AIM OF THE EXERCISE -
Copy the records below in full, keeping each word as it is but omitting the pictures.

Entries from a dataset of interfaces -
———

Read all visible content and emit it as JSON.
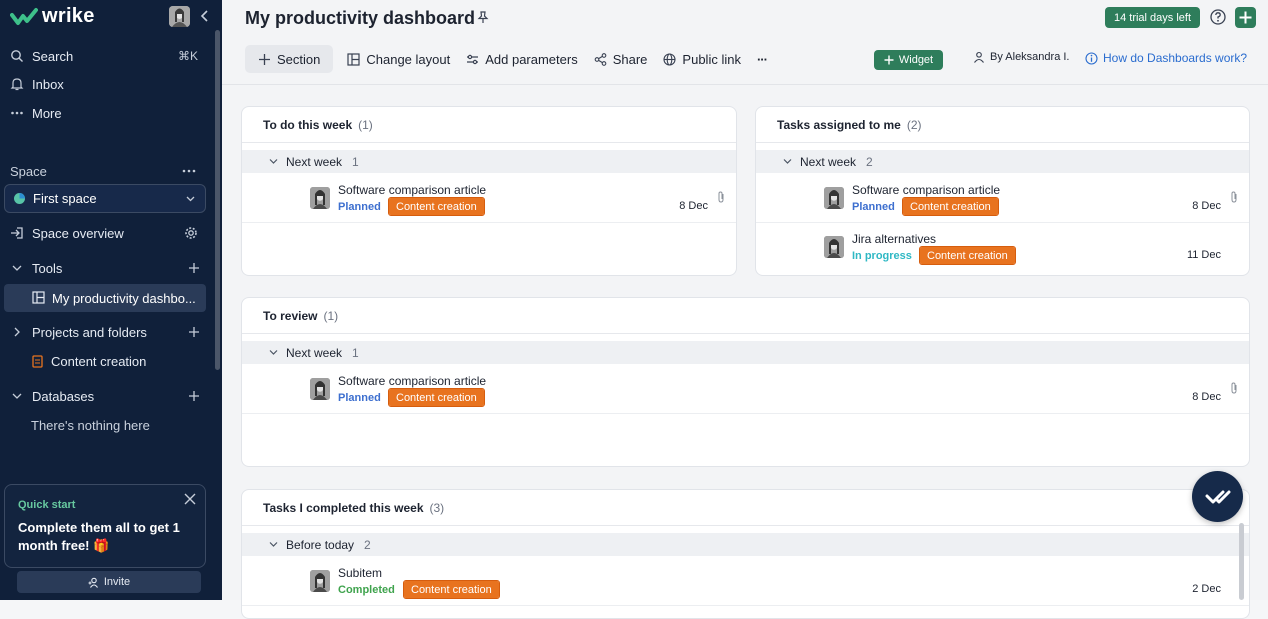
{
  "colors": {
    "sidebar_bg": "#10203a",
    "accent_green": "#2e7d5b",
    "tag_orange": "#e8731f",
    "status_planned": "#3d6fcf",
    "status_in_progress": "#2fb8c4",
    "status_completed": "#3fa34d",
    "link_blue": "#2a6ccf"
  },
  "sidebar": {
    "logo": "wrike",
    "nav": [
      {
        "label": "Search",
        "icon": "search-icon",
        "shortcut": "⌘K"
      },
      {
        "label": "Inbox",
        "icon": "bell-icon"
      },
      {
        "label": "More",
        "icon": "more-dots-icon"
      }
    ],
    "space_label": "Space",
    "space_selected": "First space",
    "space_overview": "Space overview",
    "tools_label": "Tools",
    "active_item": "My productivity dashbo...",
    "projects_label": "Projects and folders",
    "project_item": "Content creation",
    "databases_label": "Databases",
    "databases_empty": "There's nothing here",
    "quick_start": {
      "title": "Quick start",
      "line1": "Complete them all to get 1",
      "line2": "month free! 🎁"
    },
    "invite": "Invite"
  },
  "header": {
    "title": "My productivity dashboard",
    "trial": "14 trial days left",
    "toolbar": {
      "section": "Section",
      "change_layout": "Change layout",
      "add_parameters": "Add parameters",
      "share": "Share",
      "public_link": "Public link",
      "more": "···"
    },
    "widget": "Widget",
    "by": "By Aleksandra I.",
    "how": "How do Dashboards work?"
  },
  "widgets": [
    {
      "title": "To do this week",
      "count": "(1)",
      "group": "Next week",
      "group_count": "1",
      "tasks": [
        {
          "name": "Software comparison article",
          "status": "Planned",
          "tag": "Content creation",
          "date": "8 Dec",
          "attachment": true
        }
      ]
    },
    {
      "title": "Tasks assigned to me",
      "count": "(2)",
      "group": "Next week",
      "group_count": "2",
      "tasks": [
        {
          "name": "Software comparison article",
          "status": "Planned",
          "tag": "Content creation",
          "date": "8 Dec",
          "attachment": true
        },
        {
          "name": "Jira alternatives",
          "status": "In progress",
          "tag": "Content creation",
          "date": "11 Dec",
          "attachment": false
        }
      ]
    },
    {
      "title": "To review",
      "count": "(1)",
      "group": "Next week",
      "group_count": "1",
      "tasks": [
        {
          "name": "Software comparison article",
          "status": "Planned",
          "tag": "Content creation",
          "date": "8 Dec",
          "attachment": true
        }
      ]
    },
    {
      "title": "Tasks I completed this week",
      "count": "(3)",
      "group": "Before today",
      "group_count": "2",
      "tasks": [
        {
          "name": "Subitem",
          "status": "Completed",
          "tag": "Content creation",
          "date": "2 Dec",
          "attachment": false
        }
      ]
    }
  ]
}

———

PROBLEM SOLUTION -
Read all visible content and emit it as JSON.
{
  "colors": {
    "sidebar_bg": "#10203a",
    "accent_green": "#2e7d5b",
    "tag_orange": "#e8731f",
    "status_planned": "#3d6fcf",
    "status_in_progress": "#2fb8c4",
    "status_completed": "#3fa34d",
    "link_blue": "#2a6ccf"
  },
  "sidebar": {
    "logo": "wrike",
    "nav": [
      {
        "label": "Search",
        "icon": "search-icon",
        "shortcut": "⌘K"
      },
      {
        "label": "Inbox",
        "icon": "bell-icon"
      },
      {
        "label": "More",
        "icon": "more-dots-icon"
      }
    ],
    "space_label": "Space",
    "space_selected": "First space",
    "space_overview": "Space overview",
    "tools_label": "Tools",
    "active_item": "My productivity dashbo...",
    "projects_label": "Projects and folders",
    "project_item": "Content creation",
    "databases_label": "Databases",
    "databases_empty": "There's nothing here",
    "quick_start": {
      "title": "Quick start",
      "line1": "Complete them all to get 1",
      "line2": "month free! 🎁"
    },
    "invite": "Invite"
  },
  "header": {
    "title": "My productivity dashboard",
    "trial": "14 trial days left",
    "toolbar": {
      "section": "Section",
      "change_layout": "Change layout",
      "add_parameters": "Add parameters",
      "share": "Share",
      "public_link": "Public link",
      "more": "···"
    },
    "widget": "Widget",
    "by": "By Aleksandra I.",
    "how": "How do Dashboards work?"
  },
  "widgets": [
    {
      "title": "To do this week",
      "count": "(1)",
      "group": "Next week",
      "group_count": "1",
      "tasks": [
        {
          "name": "Software comparison article",
          "status": "Planned",
          "tag": "Content creation",
          "date": "8 Dec",
          "attachment": true
        }
      ]
    },
    {
      "title": "Tasks assigned to me",
      "count": "(2)",
      "group": "Next week",
      "group_count": "2",
      "tasks": [
        {
          "name": "Software comparison article",
          "status": "Planned",
          "tag": "Content creation",
          "date": "8 Dec",
          "attachment": true
        },
        {
          "name": "Jira alternatives",
          "status": "In progress",
          "tag": "Content creation",
          "date": "11 Dec",
          "attachment": false
        }
      ]
    },
    {
      "title": "To review",
      "count": "(1)",
      "group": "Next week",
      "group_count": "1",
      "tasks": [
        {
          "name": "Software comparison article",
          "status": "Planned",
          "tag": "Content creation",
          "date": "8 Dec",
          "attachment": true
        }
      ]
    },
    {
      "title": "Tasks I completed this week",
      "count": "(3)",
      "group": "Before today",
      "group_count": "2",
      "tasks": [
        {
          "name": "Subitem",
          "status": "Completed",
          "tag": "Content creation",
          "date": "2 Dec",
          "attachment": false
        }
      ]
    }
  ]
}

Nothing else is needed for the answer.